A Word from Our Pastor 2010 May Five Practices of Fuitful Congregations part 2

Five Practices of Fruitful Congregations, Part 2

Several weeks before Easter, I started a sermon series based on a book, “Five Practices of Fruitful Congregations,” written by a United Methodist bishop. One of the practices is “intentional faith development,” so we spent several weeks focusing on different types of prayer, and this week, those persons who wanted to be assigned a “prayer partner” will begin that program.
The next practice we are taking up is “risk-taking mission.” Our church is involved in many kinds of mission, largely through the work of United Methodist Women and our Missions Committee. Most of the time mission means that we raise money and give it to good causes; and our church is very generous, of that we may feel proud. However, risk-taking mission involves more than raising money: it means involving ourselves personally in something we believe in. Risk-taking mission usually requires us to step outside what is comfortable to us, to step outside the four walls of our church.
Isn’t it enough to give money? Why should we do something more, something different?
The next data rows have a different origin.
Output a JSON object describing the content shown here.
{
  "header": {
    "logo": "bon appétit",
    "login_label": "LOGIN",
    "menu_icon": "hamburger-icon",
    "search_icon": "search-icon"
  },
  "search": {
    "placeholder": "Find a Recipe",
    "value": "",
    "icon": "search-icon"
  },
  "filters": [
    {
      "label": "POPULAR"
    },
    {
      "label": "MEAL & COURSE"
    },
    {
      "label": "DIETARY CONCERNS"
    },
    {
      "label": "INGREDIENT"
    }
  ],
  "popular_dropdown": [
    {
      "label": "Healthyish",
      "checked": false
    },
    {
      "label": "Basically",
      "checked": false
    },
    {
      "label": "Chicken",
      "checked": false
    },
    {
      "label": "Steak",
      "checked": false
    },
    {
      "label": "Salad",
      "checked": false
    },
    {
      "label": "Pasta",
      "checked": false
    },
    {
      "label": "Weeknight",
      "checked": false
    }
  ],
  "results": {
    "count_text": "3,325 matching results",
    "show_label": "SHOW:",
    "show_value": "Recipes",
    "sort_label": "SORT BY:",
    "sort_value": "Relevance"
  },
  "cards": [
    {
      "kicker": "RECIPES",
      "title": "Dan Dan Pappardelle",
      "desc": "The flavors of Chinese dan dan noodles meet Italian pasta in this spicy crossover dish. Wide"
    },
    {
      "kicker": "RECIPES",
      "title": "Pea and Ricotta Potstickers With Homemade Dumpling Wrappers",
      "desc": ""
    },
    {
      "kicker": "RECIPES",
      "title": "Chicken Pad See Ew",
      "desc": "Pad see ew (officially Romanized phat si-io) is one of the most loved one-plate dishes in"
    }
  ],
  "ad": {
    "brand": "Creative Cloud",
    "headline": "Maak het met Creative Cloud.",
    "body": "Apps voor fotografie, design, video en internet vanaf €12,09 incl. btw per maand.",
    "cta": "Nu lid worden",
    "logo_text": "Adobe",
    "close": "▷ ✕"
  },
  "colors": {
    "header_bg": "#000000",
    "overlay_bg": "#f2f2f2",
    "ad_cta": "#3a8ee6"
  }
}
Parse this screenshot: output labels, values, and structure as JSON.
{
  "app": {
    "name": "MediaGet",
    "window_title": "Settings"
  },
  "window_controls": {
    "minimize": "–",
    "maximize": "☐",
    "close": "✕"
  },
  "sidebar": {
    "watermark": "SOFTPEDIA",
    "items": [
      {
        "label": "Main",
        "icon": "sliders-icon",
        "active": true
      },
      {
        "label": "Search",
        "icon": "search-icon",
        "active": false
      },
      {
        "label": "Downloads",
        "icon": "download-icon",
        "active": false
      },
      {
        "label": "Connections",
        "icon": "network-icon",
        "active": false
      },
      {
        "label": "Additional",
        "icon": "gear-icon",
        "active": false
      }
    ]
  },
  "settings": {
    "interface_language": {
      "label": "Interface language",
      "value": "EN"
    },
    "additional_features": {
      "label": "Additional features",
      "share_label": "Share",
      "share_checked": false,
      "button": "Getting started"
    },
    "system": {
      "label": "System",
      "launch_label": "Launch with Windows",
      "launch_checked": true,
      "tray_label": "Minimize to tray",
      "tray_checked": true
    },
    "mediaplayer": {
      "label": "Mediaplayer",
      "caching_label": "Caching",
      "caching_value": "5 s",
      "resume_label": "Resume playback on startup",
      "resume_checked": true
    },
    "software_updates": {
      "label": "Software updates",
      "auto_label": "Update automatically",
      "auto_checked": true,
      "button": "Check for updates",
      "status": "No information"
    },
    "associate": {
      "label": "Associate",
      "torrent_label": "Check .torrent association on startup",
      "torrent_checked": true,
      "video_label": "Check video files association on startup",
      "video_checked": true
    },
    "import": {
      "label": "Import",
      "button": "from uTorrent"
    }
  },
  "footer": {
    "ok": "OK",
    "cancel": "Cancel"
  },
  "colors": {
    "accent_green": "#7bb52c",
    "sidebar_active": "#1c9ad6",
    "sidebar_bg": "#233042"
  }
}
I think it is important to try to do more for two reasons: the benefit to the persons who receive, and the benefit to those who give (that is, us). Of course, I am sure people in need appreciate receiving a “care package,” and the funds we give to relief efforts after natural disasters save lives. However, imagine yourself in the place of someone in Haiti after the recent earthquake — imagine receiving medical care or food from a person who has traveled many miles just to help you. You have not just received the gift of medicine or bread: but you have received concrete proof that you are not alone: that there are others who understand your difficult circumstances, and who are willing to join you in your suffering. The gift of hope is a powerful thing: with hope there is reason to struggle on, whatever challenge you face.
What about those who give? When I write a check for a charity I feel good about it: but that good feeling doesn’t last all that long. Really, I haven’t put very much of myself into that check, even if I will miss the money. We all want to make a difference in the world: we know there is a lot of suffering, and we want to try and make things a bit better. Also, as we grow up, we learn that we in the United States are extremely privileged, and if we had been born elsewhere, no matter how hard we work, no matter how much we struggle, we could easily be defeated by disease and poverty. We have been given much more than our fair share of the world’s wealth, and so it is our responsibility to find a way to share. Therefore, in giving more than just a check, we can experience the job of actually seeing our efforts at creating a better world: we begin to understand that we can each of us make a difference, and that what we have to offer is needed.
Risk-taking mission can be a lot of different things: it takes us out of what is comfortable, and challenges us to put something of ourselves out in the world. It can be taking training to be a “first responder” (a program of the United Methodist Church that readies people for going to disaster areas), or going on work missions (building, painting, fixing, teaching children) to foreign countries or even in local or regional areas. It can also be being a support team for those who go: any project needs people who recruit, publicize, raise funds, collect supplies and pray for the mission.
There is an another benefit for those who undertake to support risk-taking mission: the growth of faith. Human beings grow when they take up challenges to try new things: new things to learn, new tasks, new ideas. Similarly, our faith grows when it faces new challenges. Our experience has taught us that we can trust God in familiar circumstances. However, when we undertake a risky project because we believe that God is calling us to do it, we are actively trusting God to guide and support us as we move into the unknown. We are learning to trust God in new ways: that is how faith grows.
So in the next few months, we will be working to provide more mission opportunities for everyone in the congregation. For some, taking a risk might be talking to a new person during coffee hour, or visiting an isolated person in their home. For others, taking a risk might be serving lunch to the homeless, or volunteering in the UMC’s Sierra Service Project. We are all called to step out on faith, take a risk, and try to alleviate someone’s suffering. I am confident that this will be a rewarding and inspiring time for our church.